Independent Sen. Bernie SandersBernard (Bernie) SandersTrump's trade war — firing all cannons or closing the portholes? The Hill's 12:30 Report — Trump rips 'ridiculous' spending bill | FBI dragged into new fight | Latest on Maryland shooting Poll: Most Massachusetts voters don't think Warren should run for president in 2020 MORE (Vt.), who is also weighing a bid, snagged 3 percent support. Former Gov. Martin O’Malley (Md.) and former Sen. Jim Webb (Va.) rounded out the field with 1 percent apiece.

Clinton's lead among Democrats grows notably if Warren is removed from the field. In that scenario, 67 percent of voters back Clinton, with Biden being her nearest rival with 16 percent.

Voters also favor Clinton in head-to-head contests with the GOP’s likely 2016 candidates.

She beats former Gov. Jeb Bush (Fla.), her closest Republican competitor, 55 percent to 40 percent. 

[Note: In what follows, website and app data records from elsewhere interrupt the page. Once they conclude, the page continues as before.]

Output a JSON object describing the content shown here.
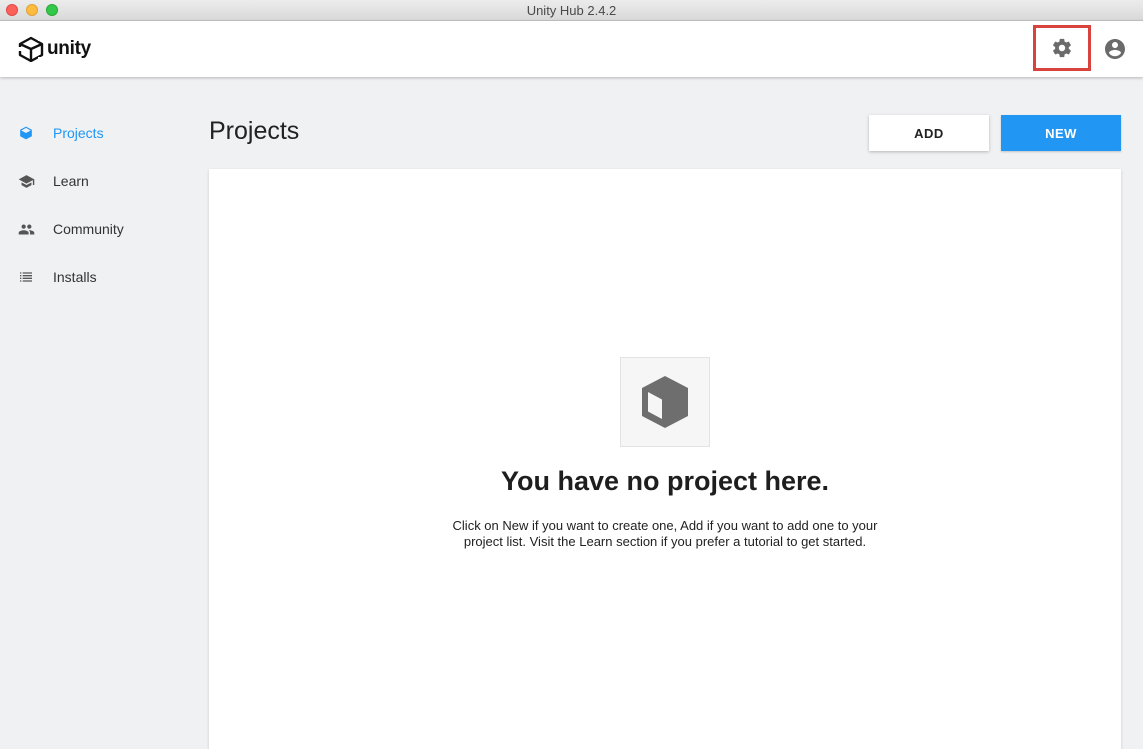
{
  "window": {
    "title": "Unity Hub 2.4.2"
  },
  "header": {
    "logo_text": "unity",
    "settings_icon": "gear-icon",
    "account_icon": "account-circle-icon",
    "highlight_color": "#d9433d"
  },
  "sidebar": {
    "items": [
      {
        "label": "Projects",
        "icon": "cube-icon",
        "active": true
      },
      {
        "label": "Learn",
        "icon": "graduation-cap-icon",
        "active": false
      },
      {
        "label": "Community",
        "icon": "people-icon",
        "active": false
      },
      {
        "label": "Installs",
        "icon": "list-icon",
        "active": false
      }
    ],
    "active_color": "#2196f3"
  },
  "main": {
    "title": "Projects",
    "add_label": "ADD",
    "new_label": "NEW",
    "empty_title": "You have no project here.",
    "empty_description": "Click on New if you want to create one, Add if you want to add one to your project list. Visit the Learn section if you prefer a tutorial to get started."
  }
}
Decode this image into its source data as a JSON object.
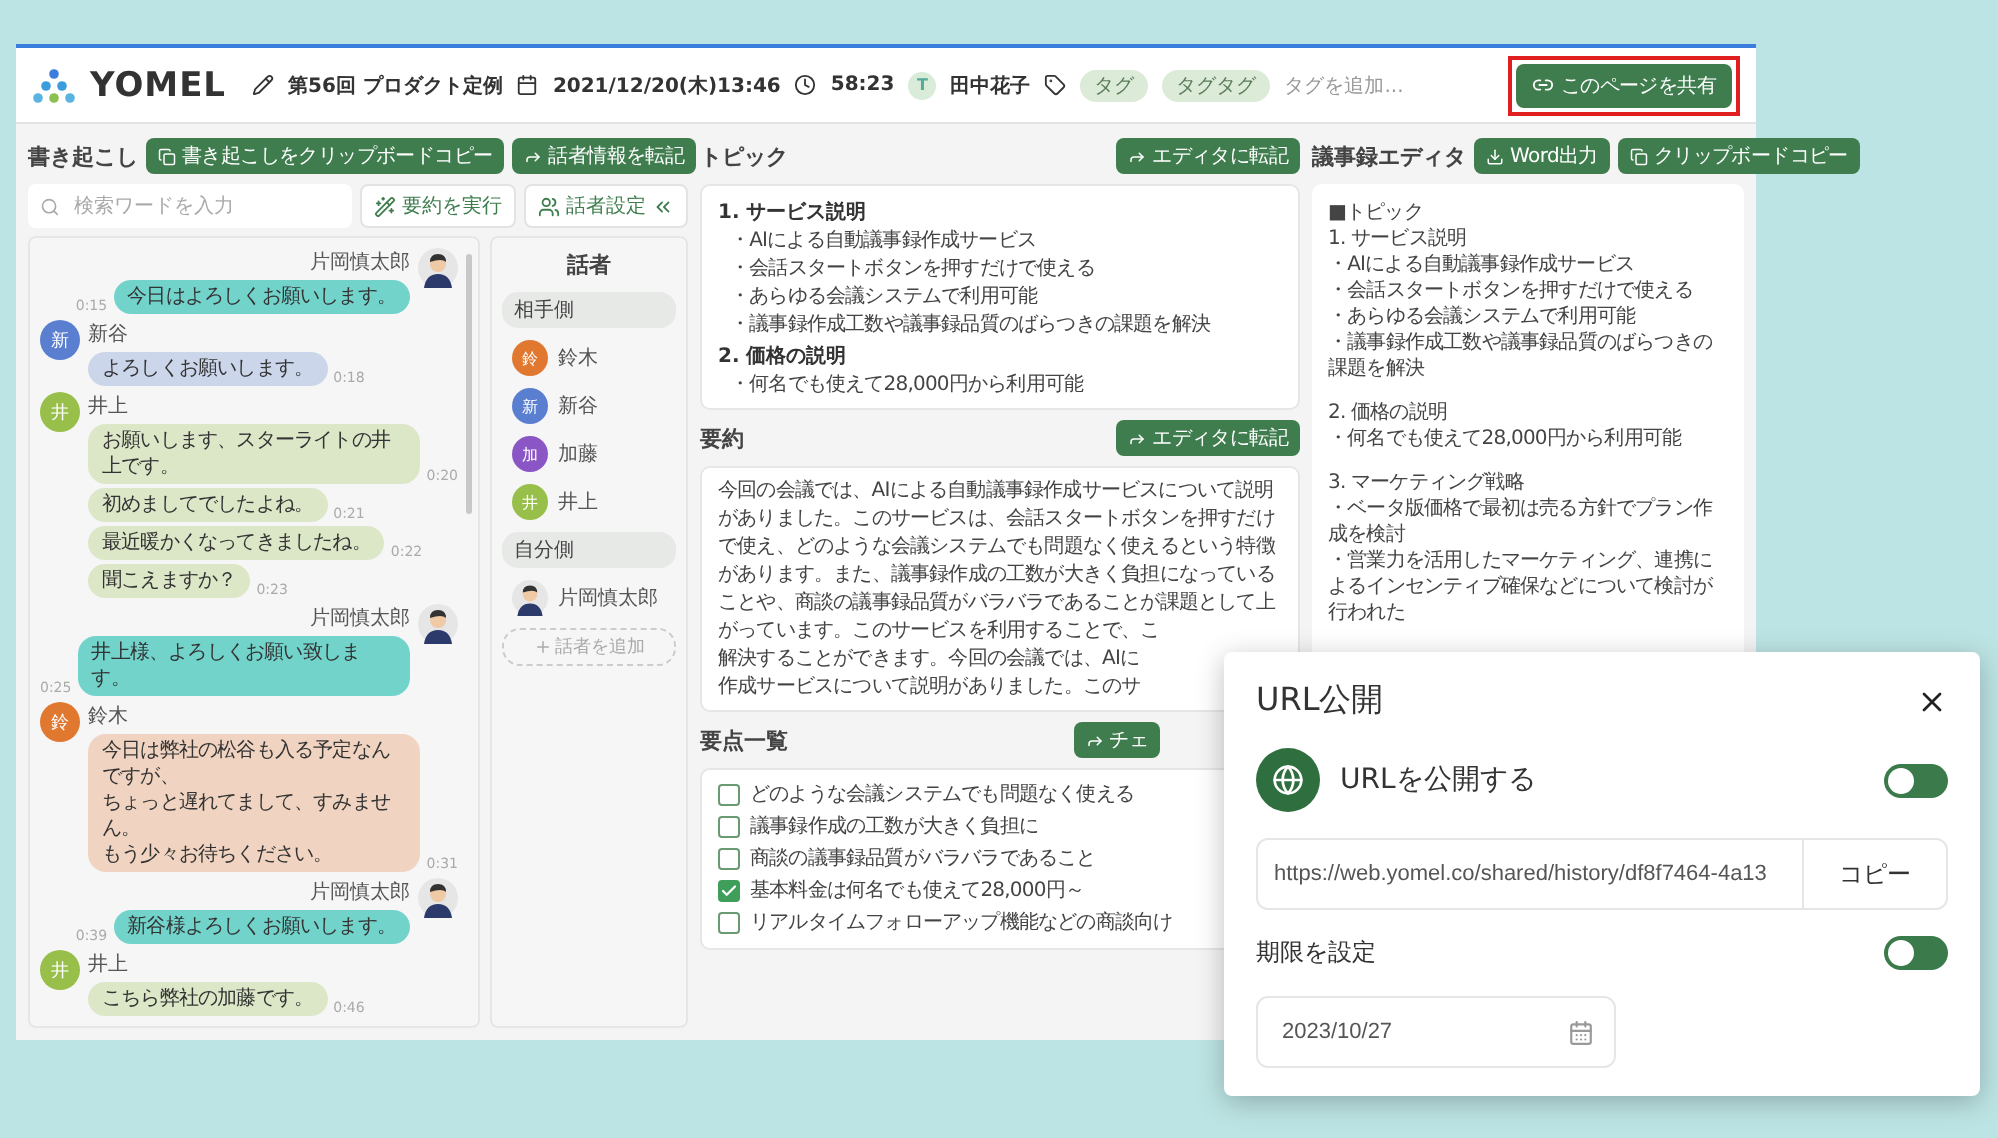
{
  "header": {
    "logo": "YOMEL",
    "meeting_title": "第56回 プロダクト定例",
    "datetime": "2021/12/20(木)13:46",
    "duration": "58:23",
    "owner_initial": "T",
    "owner": "田中花子",
    "tags": [
      "タグ",
      "タグタグ"
    ],
    "tag_placeholder": "タグを追加...",
    "share_button": "このページを共有"
  },
  "transcript": {
    "title": "書き起こし",
    "copy_button": "書き起こしをクリップボードコピー",
    "transfer_button": "話者情報を転記",
    "search": {
      "placeholder": "検索ワードを入力"
    },
    "summarize_button": "要約を実行",
    "speaker_settings_button": "話者設定",
    "messages": [
      {
        "kind": "self",
        "speaker": "片岡慎太郎",
        "lines": [
          {
            "text": "今日はよろしくお願いします。",
            "time": "0:15"
          }
        ]
      },
      {
        "kind": "other",
        "speaker": "新谷",
        "initial": "新",
        "color": "#5b7fd0",
        "lines": [
          {
            "text": "よろしくお願いします。",
            "time": "0:18"
          }
        ]
      },
      {
        "kind": "other",
        "speaker": "井上",
        "initial": "井",
        "color": "#97bf4a",
        "lines": [
          {
            "text": "お願いします、スターライトの井上です。",
            "time": "0:20"
          },
          {
            "text": "初めましてでしたよね。",
            "time": "0:21"
          },
          {
            "text": "最近暖かくなってきましたね。",
            "time": "0:22"
          },
          {
            "text": "聞こえますか？",
            "time": "0:23"
          }
        ]
      },
      {
        "kind": "self",
        "speaker": "片岡慎太郎",
        "lines": [
          {
            "text": "井上様、よろしくお願い致します。",
            "time": "0:25"
          }
        ]
      },
      {
        "kind": "other",
        "speaker": "鈴木",
        "initial": "鈴",
        "color": "#e0782f",
        "lines": [
          {
            "text_lines": [
              "今日は弊社の松谷も入る予定なんですが、",
              "ちょっと遅れてまして、すみません。",
              "もう少々お待ちください。"
            ],
            "time": "0:31"
          }
        ]
      },
      {
        "kind": "self",
        "speaker": "片岡慎太郎",
        "lines": [
          {
            "text": "新谷様よろしくお願いします。",
            "time": "0:39"
          }
        ]
      },
      {
        "kind": "other",
        "speaker": "井上",
        "initial": "井",
        "color": "#97bf4a",
        "lines": [
          {
            "text": "こちら弊社の加藤です。",
            "time": "0:46"
          }
        ]
      }
    ],
    "speakers": {
      "title": "話者",
      "groups": [
        {
          "label": "相手側",
          "speakers": [
            {
              "kind": "initial",
              "initial": "鈴",
              "name": "鈴木",
              "color": "#e0782f"
            },
            {
              "kind": "initial",
              "initial": "新",
              "name": "新谷",
              "color": "#5b7fd0"
            },
            {
              "kind": "initial",
              "initial": "加",
              "name": "加藤",
              "color": "#8a55c4"
            },
            {
              "kind": "initial",
              "initial": "井",
              "name": "井上",
              "color": "#97bf4a"
            }
          ]
        },
        {
          "label": "自分側",
          "speakers": [
            {
              "kind": "figure",
              "name": "片岡慎太郎"
            }
          ]
        }
      ],
      "add_button": "話者を追加"
    }
  },
  "topic": {
    "title": "トピック",
    "button": "エディタに転記",
    "sections": [
      {
        "heading": "1. サービス説明",
        "bullets": [
          "・AIによる自動議事録作成サービス",
          "・会話スタートボタンを押すだけで使える",
          "・あらゆる会議システムで利用可能",
          "・議事録作成工数や議事録品質のばらつきの課題を解決"
        ]
      },
      {
        "heading": "2. 価格の説明",
        "bullets": [
          "・何名でも使えて28,000円から利用可能"
        ]
      }
    ]
  },
  "summary": {
    "title": "要約",
    "button": "エディタに転記",
    "lines": [
      "今回の会議では、AIによる自動議事録作成サービスについて説明",
      "がありました。このサービスは、会話スタートボタンを押すだけ",
      "で使え、どのような会議システムでも問題なく使えるという特徴",
      "があります。また、議事録作成の工数が大きく負担になっている",
      "ことや、商談の議事録品質がバラバラであることが課題として上",
      "がっています。このサービスを利用することで、こ",
      "解決することができます。今回の会議では、AIに",
      "作成サービスについて説明がありました。このサ"
    ]
  },
  "key_points": {
    "title": "要点一覧",
    "button": "チェ",
    "items": [
      {
        "text": "どのような会議システムでも問題なく使える",
        "checked": false
      },
      {
        "text": "議事録作成の工数が大きく負担に",
        "checked": false
      },
      {
        "text": "商談の議事録品質がバラバラであること",
        "checked": false
      },
      {
        "text": "基本料金は何名でも使えて28,000円～",
        "checked": true
      },
      {
        "text": "リアルタイムフォローアップ機能などの商談向け",
        "checked": false
      }
    ]
  },
  "editor": {
    "title": "議事録エディタ",
    "word_button": "Word出力",
    "copy_button": "クリップボードコピー",
    "blocks": [
      [
        "■トピック",
        "1. サービス説明",
        "・AIによる自動議事録作成サービス",
        "・会話スタートボタンを押すだけで使える",
        "・あらゆる会議システムで利用可能",
        "・議事録作成工数や議事録品質のばらつきの課題を解決"
      ],
      [
        "2. 価格の説明",
        "・何名でも使えて28,000円から利用可能"
      ],
      [
        "3. マーケティング戦略",
        "・ベータ版価格で最初は売る方針でプラン作成を検討",
        "・営業力を活用したマーケティング、連携によるインセンティブ確保などについて検討が行われた"
      ]
    ]
  },
  "dialog": {
    "title": "URL公開",
    "publish": {
      "label": "URLを公開する",
      "on": false
    },
    "url": "https://web.yomel.co/shared/history/df8f7464-4a13",
    "copy_button": "コピー",
    "deadline": {
      "label": "期限を設定",
      "on": false
    },
    "date": "2023/10/27"
  }
}
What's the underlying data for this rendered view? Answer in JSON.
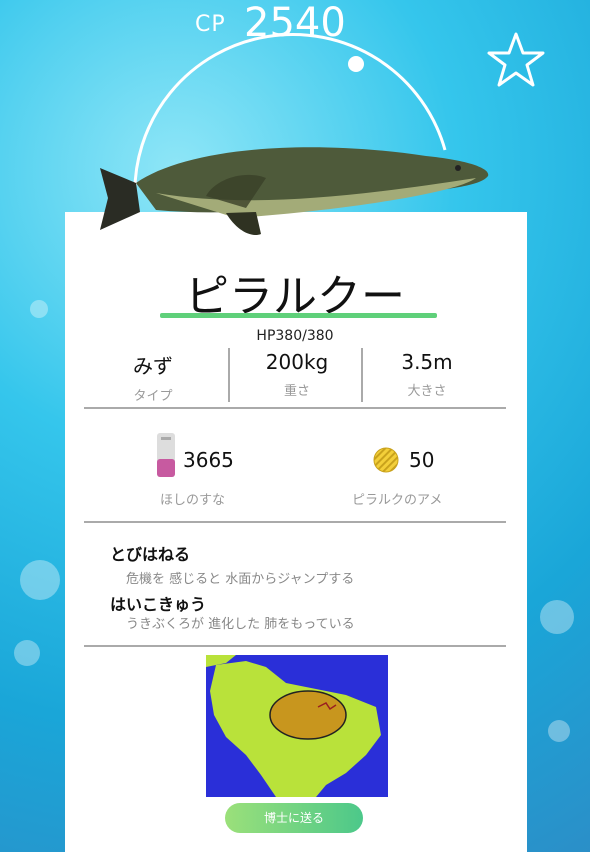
{
  "header": {
    "cp_label": "CP",
    "cp_value": "2540"
  },
  "pokemon": {
    "name": "ピラルクー",
    "hp": "HP380/380"
  },
  "stats": [
    {
      "value": "みず",
      "label": "タイプ"
    },
    {
      "value": "200kg",
      "label": "重さ"
    },
    {
      "value": "3.5m",
      "label": "大きさ"
    }
  ],
  "resources": {
    "stardust": {
      "value": "3665",
      "label": "ほしのすな"
    },
    "candy": {
      "value": "50",
      "label": "ピラルクのアメ"
    }
  },
  "moves": [
    {
      "name": "とびはねる",
      "desc": "危機を 感じると 水面からジャンプする"
    },
    {
      "name": "はいこきゅう",
      "desc": "うきぶくろが 進化した 肺をもっている"
    }
  ],
  "actions": {
    "send_label": "博士に送る"
  },
  "colors": {
    "accent_green": "#5fd07a",
    "map_ocean": "#2a2fd8",
    "map_land": "#b9e23a",
    "habitat": "#c8961e"
  },
  "icons": [
    "star-icon",
    "stardust-icon",
    "candy-icon",
    "habitat-map"
  ]
}
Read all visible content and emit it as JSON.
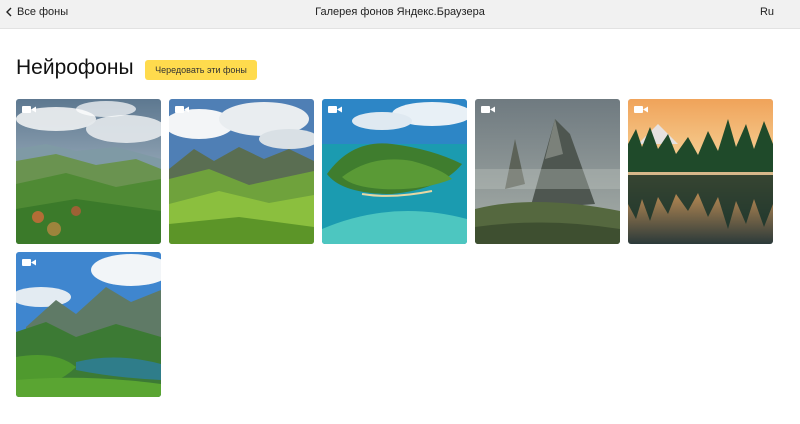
{
  "topbar": {
    "back_label": "Все фоны",
    "title": "Галерея фонов Яндекс.Браузера",
    "lang": "Ru"
  },
  "section": {
    "title": "Нейрофоны",
    "alternate_button": "Чередовать эти фоны"
  },
  "colors": {
    "accent_button": "#ffdb4d",
    "topbar_bg": "#f1f1f1"
  },
  "gallery": [
    {
      "subject": "green valley with clouds",
      "icon": "video-icon"
    },
    {
      "subject": "mountain meadow with white clouds",
      "icon": "video-icon"
    },
    {
      "subject": "tropical island in turquoise sea",
      "icon": "video-icon"
    },
    {
      "subject": "misty rocky mountain peaks",
      "icon": "video-icon"
    },
    {
      "subject": "forest lake at sunset",
      "icon": "video-icon"
    },
    {
      "subject": "mountain lake with blue sky",
      "icon": "video-icon"
    }
  ]
}
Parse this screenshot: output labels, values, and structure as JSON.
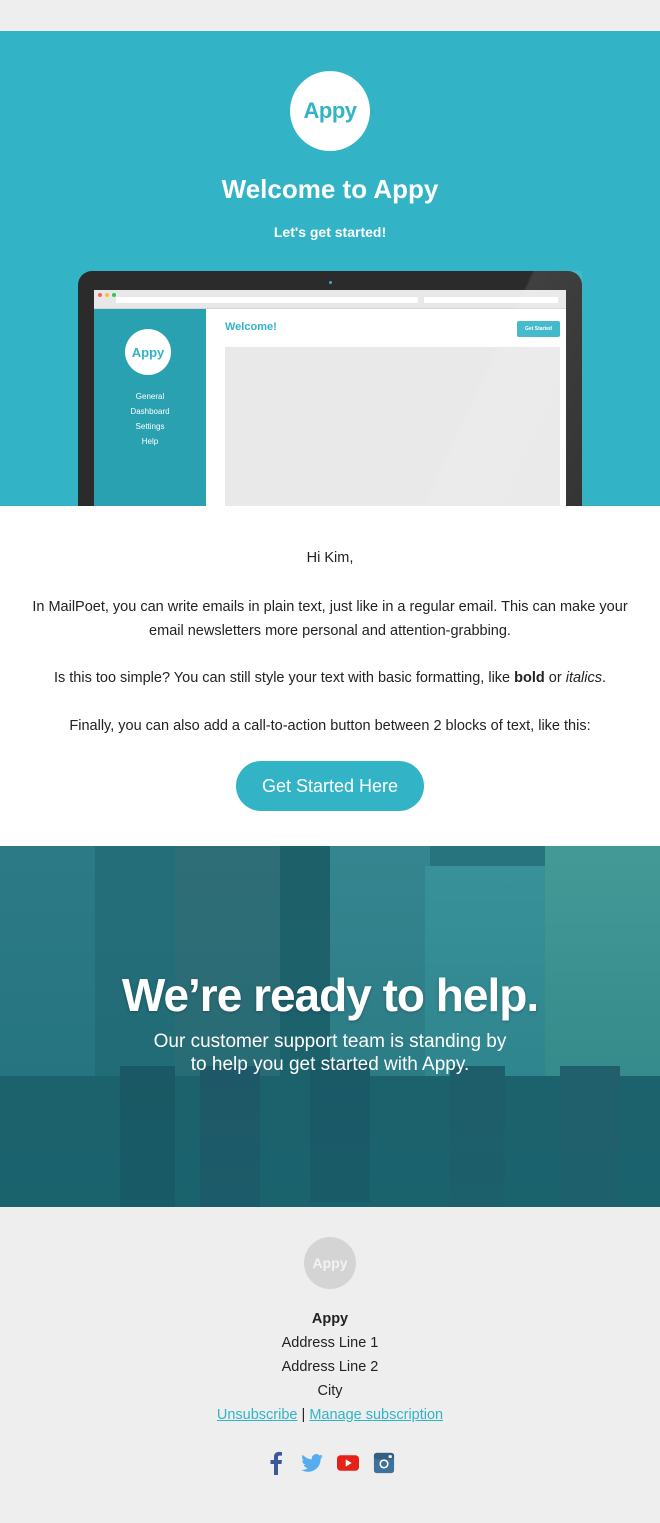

Clinton also tops Gov. Chris Christie (R-N.J.) 55 percent to 40 percent and Sen. Marco RubioMarco Antonio RubioNikki Haley: New York Times ‘knew the facts’ about curtains and still released story March For Our Lives founder leaves group, says he regrets trying to 'embarrass' Rubio Rubio unloads on Turkish chef for 'feasting' Venezuela's Maduro: 'I got pissed' MORE (Fla.) 55 percent to 42 percent.

Voters also prefer Clinton over former Gov. Mike Huckabee (Ark), 55percent 41 percent; over Sen. Rand PaulRandal (Rand) Howard PaulConservatives left frustrated as Congress passes big spending bills Senate approves 4B spending bill Some employees' personal data revealed in State Department email breach: report MORE (Ky.), 54 percent to 43 percent; Gov. Scott Walker (Wis.) by 55 percent to 40 percent; and over retired neurosurgeon Ben Carson 56 percent to 40 percent.

The poll shows that Clinton is still in a commanding position despite the controversy over her use of a private email account and server while serving as secretary of State. Fifty-three percent of voters viewed Clinton favorably, while 44 percent viewed her unfavorably.

Clinton addressed the controversy, revealing that she had deleted messages but insisting all relevant emails had been shared with the State Department.

But Republicans are vowing to investigate the matter. Speaker John BoehnerJohn Andrew BoehnerBlue wave poses governing risks for Dems Nancy Pelosi: Will she remain the ‘Face of the Franchise’? Jordan hits campaign trail amid bid for Speaker MORE (R-Ohio) on Tuesday called on Clinton to give a “neutral third party” access to the email server. Rep. Trey GowdyHarold (Trey) Watson GowdyGowdy requests FEMA administrator’s travel records amid allegations Nunes: Russia probe documents should be released before election Gowdy: House Intel panel should release all transcripts from Russia probe MORE (R-S.C.), chairman of the House panel investigating the 2012 attacks in Benghazi, Libya, said Sunday the House could vote to subpoena Clinton’s emails.

CNN/ORC interviewed 1,009 via telephone for the poll form March 13-15. It has 3-percentage-point margin of error.